“... Sellers can have success in this market as long as they approach with reasonable expectations that are very different from what was the norm less than a year ago.” - Danielle Hale, Chief Economist, Realtor.com
- Inventory will grow
According to Lawrence Yun, the Chief Economist at NAR: “The upcoming months should see a return of buyers, as mortgage rates appear to have already peaked and have been coming down since mid-November.”
People are getting married, divorced, passing away, moving to care for aging
family members, relocating for career opportunities, having babies and
outgrowing their current homes, getting tired of wasting their money on rent instead of building equity, etc. And for those people, it is less about the mortgage interest rates and more about their present situation and whether they can
afford a house that fits their needs. We are optimistic that 2023’s spring selling season will be a bright spot as inflation gets more under control. Demographics are spurring demand. According to a recent survey, 84% of Gen Z, 79% of Millennials, and 61% of survey respondents 77 or older plan to buy a house
or condo in the next few years.
“Long term homeowners should view the market ...right now ... as a unique buying opportunity ... This may be the one and only window for the next few
years to get into a buyers market and remember ... as the Federal Reserve data shows ... home prices only go up and always recover from recessions no matter
how mild or severe.” - David Stevens, Former Assistant Secretary of Housing.
- Buyers will return to the market
“After years of high-flying tech cities dominating real estate who’s-who lists, this year’s top performers are expected to be modest, mid-sized domestic, industry
hubs in the Northeast, South, and Midwest. The slow and steady real estate markets in these areas continue to be affordable and will be the stars in 2023, better weathering the affordability challenges that loom ahead.” - Danielle Hale, Chief Economist, Realtor.com. Experts forecast that nationally home prices will go anywhere from 5% depreciation to 5% appreciation in 2023. See the forecast chart by source and regional appreciation below. The average of seven forecasts is 0.1% appreciation. Markets seeing the most significant drops will be those where home values grew the most rapidly, so even with prices dropping, home values will probably still be up year over year.
- Home appreciation will continue over the long run
Mortgage interest rates are now more than a point below the high of 7.37% we saw in October and the market seems to have found some stability between
5.625% and the low 6’s. Current rates at the time of this report, January 23, 2023 are:
• 15-year Conventional Fixed.......................5.000%
• 30-Year Conventional Fixed.......................5.750%

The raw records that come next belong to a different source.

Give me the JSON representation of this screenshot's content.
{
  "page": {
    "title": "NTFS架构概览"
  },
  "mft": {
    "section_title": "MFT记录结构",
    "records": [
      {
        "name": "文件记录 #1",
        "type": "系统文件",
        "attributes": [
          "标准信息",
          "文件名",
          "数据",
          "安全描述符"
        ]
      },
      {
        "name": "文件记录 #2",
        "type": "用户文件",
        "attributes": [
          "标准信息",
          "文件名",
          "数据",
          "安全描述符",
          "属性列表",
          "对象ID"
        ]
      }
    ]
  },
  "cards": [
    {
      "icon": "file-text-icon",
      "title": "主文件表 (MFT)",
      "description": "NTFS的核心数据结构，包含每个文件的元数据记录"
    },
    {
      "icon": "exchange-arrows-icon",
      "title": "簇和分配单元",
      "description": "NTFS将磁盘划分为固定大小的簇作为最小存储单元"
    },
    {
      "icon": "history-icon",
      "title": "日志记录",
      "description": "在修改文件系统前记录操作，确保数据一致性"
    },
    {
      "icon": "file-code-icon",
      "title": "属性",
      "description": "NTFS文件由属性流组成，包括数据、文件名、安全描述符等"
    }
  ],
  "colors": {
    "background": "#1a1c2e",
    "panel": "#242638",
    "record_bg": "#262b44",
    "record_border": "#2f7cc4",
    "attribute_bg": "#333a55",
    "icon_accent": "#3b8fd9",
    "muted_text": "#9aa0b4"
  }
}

• FHA/VA 30-Year Fixed.................................5.375%
• 5/1 ARM (Adjustable Rate Mortgage)........5.125%
See the chart below for mortgage rate projections. We consider these rates to be attractive considering the average mortgage rates over prior decades:
- Mortgage rates may trend down slightly but will be volatile
As home values continue to increase, a mortgage now between 5% - 6.30% would be a smart investment. One option that sellers can offer or buyers may wish to consider is a short term mortgage rate buydown. A temporary buydown reduces the homebuyer’s monthly payments in the first two or three years. The
homebuyer will make discounted payments during that time. Most temporary buydowns are paid for by home builders and sellers as closing costs equal to the
buyer’s interest savings.
- 1970’s - 8.86%
- 1980’s - 12.70%
- 1990’s - 8.12%
- 2000’s - 6.29%